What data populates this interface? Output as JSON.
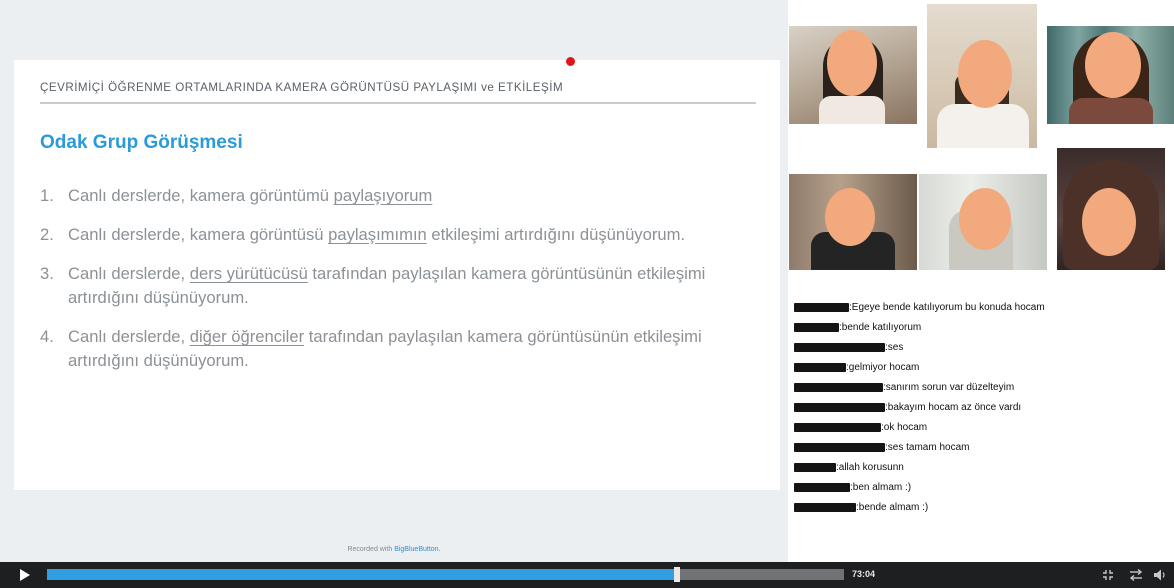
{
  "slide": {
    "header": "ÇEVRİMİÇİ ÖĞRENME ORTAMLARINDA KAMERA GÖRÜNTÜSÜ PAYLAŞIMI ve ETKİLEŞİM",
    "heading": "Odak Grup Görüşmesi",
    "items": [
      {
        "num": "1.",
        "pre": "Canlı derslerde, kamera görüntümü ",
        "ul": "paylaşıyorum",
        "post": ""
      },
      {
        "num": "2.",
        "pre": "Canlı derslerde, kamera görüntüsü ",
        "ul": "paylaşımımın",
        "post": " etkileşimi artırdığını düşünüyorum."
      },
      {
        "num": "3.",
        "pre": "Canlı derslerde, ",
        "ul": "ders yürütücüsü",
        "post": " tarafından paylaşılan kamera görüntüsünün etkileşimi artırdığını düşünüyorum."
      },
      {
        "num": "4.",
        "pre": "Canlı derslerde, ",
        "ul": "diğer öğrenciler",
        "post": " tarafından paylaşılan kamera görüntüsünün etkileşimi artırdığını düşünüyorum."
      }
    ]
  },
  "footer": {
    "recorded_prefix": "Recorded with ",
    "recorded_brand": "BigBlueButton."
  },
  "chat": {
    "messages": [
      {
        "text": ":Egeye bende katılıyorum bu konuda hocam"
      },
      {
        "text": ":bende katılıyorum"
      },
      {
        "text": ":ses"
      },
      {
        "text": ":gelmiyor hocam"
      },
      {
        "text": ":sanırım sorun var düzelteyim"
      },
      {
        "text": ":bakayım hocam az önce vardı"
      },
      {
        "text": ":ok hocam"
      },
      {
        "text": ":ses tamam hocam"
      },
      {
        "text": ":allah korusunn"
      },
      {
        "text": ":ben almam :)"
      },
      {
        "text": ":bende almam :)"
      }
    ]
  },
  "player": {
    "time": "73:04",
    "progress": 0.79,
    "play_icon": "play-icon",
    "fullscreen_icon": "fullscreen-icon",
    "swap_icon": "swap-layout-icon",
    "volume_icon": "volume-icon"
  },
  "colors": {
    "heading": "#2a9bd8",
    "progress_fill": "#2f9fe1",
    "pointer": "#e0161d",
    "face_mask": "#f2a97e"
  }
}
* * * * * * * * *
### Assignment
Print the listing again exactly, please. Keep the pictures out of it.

### Response to the task
What data populates this interface? Output as JSON.
{
  "slide": {
    "header": "ÇEVRİMİÇİ ÖĞRENME ORTAMLARINDA KAMERA GÖRÜNTÜSÜ PAYLAŞIMI ve ETKİLEŞİM",
    "heading": "Odak Grup Görüşmesi",
    "items": [
      {
        "num": "1.",
        "pre": "Canlı derslerde, kamera görüntümü ",
        "ul": "paylaşıyorum",
        "post": ""
      },
      {
        "num": "2.",
        "pre": "Canlı derslerde, kamera görüntüsü ",
        "ul": "paylaşımımın",
        "post": " etkileşimi artırdığını düşünüyorum."
      },
      {
        "num": "3.",
        "pre": "Canlı derslerde, ",
        "ul": "ders yürütücüsü",
        "post": " tarafından paylaşılan kamera görüntüsünün etkileşimi artırdığını düşünüyorum."
      },
      {
        "num": "4.",
        "pre": "Canlı derslerde, ",
        "ul": "diğer öğrenciler",
        "post": " tarafından paylaşılan kamera görüntüsünün etkileşimi artırdığını düşünüyorum."
      }
    ]
  },
  "footer": {
    "recorded_prefix": "Recorded with ",
    "recorded_brand": "BigBlueButton."
  },
  "chat": {
    "messages": [
      {
        "text": ":Egeye bende katılıyorum bu konuda hocam"
      },
      {
        "text": ":bende katılıyorum"
      },
      {
        "text": ":ses"
      },
      {
        "text": ":gelmiyor hocam"
      },
      {
        "text": ":sanırım sorun var düzelteyim"
      },
      {
        "text": ":bakayım hocam az önce vardı"
      },
      {
        "text": ":ok hocam"
      },
      {
        "text": ":ses tamam hocam"
      },
      {
        "text": ":allah korusunn"
      },
      {
        "text": ":ben almam :)"
      },
      {
        "text": ":bende almam :)"
      }
    ]
  },
  "player": {
    "time": "73:04",
    "progress": 0.79,
    "play_icon": "play-icon",
    "fullscreen_icon": "fullscreen-icon",
    "swap_icon": "swap-layout-icon",
    "volume_icon": "volume-icon"
  },
  "colors": {
    "heading": "#2a9bd8",
    "progress_fill": "#2f9fe1",
    "pointer": "#e0161d",
    "face_mask": "#f2a97e"
  }
}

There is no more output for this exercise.